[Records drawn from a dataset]
——

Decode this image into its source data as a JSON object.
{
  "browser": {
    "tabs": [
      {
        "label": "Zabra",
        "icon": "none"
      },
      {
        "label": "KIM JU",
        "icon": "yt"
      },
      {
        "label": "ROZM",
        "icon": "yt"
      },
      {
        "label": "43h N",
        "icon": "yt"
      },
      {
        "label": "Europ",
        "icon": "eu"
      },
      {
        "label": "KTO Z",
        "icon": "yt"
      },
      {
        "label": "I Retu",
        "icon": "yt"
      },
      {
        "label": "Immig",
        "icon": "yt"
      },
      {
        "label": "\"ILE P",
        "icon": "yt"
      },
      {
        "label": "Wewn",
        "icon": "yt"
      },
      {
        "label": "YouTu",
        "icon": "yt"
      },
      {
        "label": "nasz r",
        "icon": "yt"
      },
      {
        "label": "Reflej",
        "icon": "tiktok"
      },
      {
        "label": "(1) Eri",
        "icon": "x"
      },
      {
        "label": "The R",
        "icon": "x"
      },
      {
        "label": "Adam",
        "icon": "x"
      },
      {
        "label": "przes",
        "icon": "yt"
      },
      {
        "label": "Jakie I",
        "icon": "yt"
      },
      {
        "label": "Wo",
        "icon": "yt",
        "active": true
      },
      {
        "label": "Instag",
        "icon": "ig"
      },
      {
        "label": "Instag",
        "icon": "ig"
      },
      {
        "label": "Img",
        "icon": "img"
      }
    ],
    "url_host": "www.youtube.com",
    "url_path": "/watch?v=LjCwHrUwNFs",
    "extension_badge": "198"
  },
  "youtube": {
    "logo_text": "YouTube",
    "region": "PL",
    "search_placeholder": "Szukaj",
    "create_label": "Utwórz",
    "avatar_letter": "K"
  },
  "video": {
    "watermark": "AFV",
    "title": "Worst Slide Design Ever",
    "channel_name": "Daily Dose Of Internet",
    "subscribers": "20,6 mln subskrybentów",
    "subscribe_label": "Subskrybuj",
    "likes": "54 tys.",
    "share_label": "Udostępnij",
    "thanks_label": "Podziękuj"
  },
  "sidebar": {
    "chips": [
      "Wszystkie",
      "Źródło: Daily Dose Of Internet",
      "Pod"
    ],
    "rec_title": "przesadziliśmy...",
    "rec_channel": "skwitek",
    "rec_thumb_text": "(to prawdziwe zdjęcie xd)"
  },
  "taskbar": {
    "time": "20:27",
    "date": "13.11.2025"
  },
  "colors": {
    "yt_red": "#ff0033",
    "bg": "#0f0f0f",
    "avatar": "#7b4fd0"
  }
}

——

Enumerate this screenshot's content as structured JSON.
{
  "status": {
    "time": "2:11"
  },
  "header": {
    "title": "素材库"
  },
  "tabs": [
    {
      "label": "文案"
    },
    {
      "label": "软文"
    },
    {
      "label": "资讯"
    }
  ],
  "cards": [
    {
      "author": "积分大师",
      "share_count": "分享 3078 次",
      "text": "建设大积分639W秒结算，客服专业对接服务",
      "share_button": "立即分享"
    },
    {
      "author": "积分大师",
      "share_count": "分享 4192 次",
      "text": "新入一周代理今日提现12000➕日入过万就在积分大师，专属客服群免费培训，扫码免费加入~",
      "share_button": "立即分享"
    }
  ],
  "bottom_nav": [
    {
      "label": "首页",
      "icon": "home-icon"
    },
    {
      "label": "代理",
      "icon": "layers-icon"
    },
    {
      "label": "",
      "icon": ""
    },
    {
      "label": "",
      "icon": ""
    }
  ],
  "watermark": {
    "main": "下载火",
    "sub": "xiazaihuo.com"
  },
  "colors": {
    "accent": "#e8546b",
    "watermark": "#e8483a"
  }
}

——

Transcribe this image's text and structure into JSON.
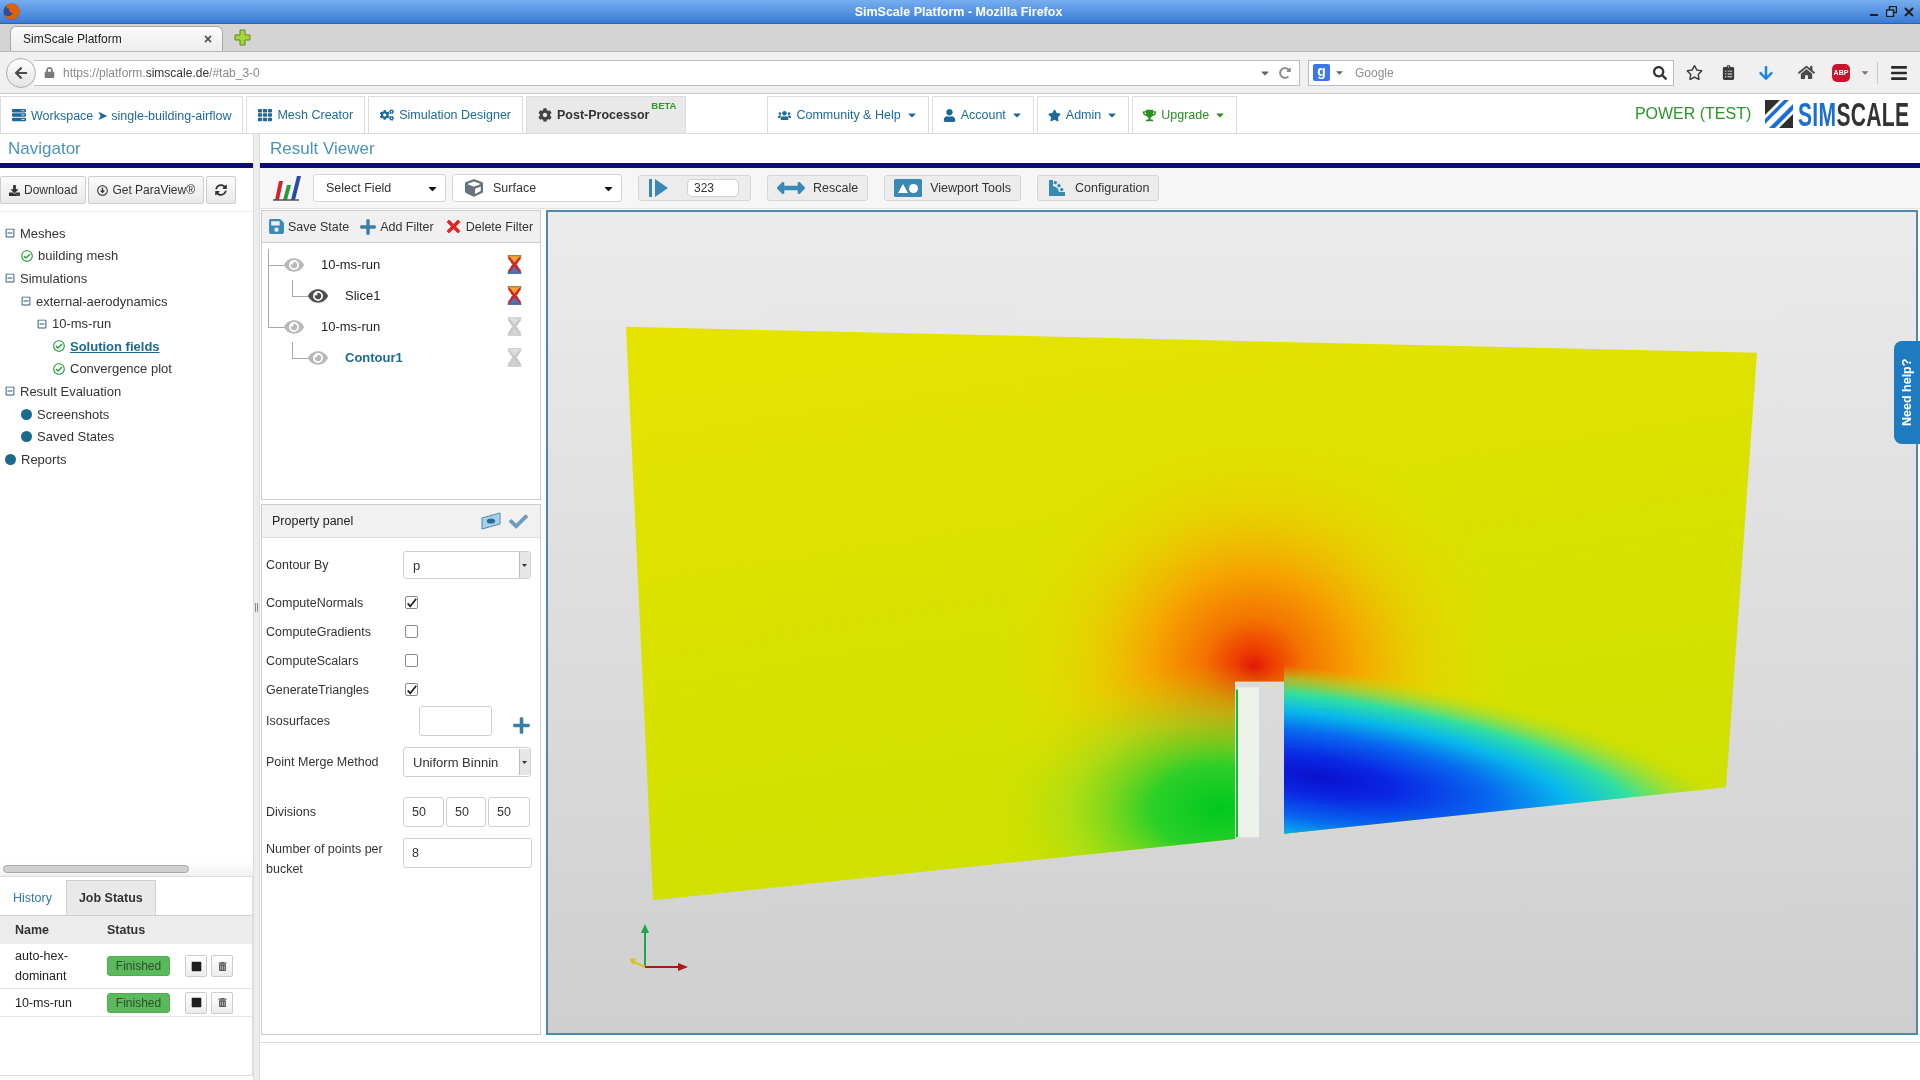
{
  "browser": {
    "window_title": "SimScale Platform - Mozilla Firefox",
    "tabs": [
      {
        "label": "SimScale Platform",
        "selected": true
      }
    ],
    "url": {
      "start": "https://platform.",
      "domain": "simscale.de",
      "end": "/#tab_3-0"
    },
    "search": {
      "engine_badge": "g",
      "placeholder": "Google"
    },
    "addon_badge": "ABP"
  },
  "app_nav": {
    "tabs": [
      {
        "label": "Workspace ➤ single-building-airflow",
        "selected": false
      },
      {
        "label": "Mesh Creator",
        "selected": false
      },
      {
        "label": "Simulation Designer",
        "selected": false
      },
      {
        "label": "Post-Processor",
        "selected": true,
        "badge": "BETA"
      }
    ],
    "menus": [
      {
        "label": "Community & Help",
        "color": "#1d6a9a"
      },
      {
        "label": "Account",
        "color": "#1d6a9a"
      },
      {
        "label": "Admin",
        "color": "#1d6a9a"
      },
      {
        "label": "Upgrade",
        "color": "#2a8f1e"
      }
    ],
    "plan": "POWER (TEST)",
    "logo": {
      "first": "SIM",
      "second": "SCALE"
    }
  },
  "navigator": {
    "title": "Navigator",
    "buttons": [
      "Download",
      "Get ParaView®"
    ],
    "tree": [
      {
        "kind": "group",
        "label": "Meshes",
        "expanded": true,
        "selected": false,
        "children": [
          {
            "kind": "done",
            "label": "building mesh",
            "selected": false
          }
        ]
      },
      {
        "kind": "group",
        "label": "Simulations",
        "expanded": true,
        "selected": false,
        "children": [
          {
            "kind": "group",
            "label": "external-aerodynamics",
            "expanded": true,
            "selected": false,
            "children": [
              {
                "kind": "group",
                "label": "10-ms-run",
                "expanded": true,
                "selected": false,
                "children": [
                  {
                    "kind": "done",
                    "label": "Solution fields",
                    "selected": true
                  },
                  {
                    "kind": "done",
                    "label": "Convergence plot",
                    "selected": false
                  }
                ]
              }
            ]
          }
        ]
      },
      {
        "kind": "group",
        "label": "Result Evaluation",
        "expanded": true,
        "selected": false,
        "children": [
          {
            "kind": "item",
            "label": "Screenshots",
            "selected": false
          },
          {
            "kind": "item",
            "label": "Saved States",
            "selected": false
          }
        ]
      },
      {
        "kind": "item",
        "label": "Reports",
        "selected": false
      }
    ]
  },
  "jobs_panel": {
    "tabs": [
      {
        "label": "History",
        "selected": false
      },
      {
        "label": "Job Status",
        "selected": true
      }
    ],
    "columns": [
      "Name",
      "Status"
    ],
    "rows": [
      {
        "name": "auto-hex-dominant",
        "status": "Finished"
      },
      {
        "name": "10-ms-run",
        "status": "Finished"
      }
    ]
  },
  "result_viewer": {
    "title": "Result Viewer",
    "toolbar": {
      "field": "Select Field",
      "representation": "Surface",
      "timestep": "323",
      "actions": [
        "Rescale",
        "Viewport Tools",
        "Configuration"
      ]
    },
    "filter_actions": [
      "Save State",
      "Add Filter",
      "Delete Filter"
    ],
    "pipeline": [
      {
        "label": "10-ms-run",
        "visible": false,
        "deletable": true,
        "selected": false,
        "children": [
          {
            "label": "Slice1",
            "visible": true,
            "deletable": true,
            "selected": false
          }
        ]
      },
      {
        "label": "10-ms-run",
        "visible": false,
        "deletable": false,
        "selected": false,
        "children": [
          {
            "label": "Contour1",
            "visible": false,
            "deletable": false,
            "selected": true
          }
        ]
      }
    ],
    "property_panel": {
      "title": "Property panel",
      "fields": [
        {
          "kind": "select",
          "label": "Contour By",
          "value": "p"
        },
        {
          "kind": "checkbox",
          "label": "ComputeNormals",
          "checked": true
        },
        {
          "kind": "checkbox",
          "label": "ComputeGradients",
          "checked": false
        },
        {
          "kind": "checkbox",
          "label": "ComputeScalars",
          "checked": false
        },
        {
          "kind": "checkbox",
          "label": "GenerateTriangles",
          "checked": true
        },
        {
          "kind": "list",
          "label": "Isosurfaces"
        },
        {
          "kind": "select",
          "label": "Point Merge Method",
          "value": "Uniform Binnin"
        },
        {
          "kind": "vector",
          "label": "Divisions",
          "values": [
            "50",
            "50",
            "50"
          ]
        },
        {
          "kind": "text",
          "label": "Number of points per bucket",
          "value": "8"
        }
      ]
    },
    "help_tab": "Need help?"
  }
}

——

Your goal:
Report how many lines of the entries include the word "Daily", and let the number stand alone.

Answer box:
2